== Segment start ==
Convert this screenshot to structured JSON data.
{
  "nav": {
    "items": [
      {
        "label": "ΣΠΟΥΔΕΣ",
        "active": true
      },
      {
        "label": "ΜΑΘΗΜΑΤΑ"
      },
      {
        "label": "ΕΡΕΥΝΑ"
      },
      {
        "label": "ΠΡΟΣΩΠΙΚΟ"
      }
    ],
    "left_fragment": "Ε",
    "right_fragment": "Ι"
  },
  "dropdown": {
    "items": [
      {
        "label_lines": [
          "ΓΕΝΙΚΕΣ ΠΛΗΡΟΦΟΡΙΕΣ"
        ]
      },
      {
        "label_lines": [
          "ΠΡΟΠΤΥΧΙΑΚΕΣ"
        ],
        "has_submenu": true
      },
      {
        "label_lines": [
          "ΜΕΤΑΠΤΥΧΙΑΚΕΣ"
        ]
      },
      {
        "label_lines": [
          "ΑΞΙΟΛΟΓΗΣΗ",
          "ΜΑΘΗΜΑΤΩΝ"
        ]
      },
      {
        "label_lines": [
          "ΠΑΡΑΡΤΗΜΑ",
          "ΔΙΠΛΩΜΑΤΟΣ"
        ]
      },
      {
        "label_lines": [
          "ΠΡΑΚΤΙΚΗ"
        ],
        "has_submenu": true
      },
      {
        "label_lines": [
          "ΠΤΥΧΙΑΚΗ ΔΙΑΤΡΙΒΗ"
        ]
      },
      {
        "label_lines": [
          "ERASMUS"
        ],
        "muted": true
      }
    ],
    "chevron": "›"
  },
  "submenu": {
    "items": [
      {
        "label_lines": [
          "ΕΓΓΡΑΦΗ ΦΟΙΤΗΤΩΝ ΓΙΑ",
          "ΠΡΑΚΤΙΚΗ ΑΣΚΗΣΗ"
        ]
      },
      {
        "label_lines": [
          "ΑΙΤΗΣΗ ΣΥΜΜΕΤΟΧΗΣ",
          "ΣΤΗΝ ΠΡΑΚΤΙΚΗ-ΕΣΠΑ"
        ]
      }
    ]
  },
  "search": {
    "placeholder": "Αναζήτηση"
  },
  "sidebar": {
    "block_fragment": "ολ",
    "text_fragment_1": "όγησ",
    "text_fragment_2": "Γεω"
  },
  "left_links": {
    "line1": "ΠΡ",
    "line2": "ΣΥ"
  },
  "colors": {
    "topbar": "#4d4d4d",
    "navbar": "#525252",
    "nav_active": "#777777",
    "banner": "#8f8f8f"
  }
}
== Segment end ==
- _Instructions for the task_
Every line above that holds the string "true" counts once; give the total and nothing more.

- _Response to this exercise_
4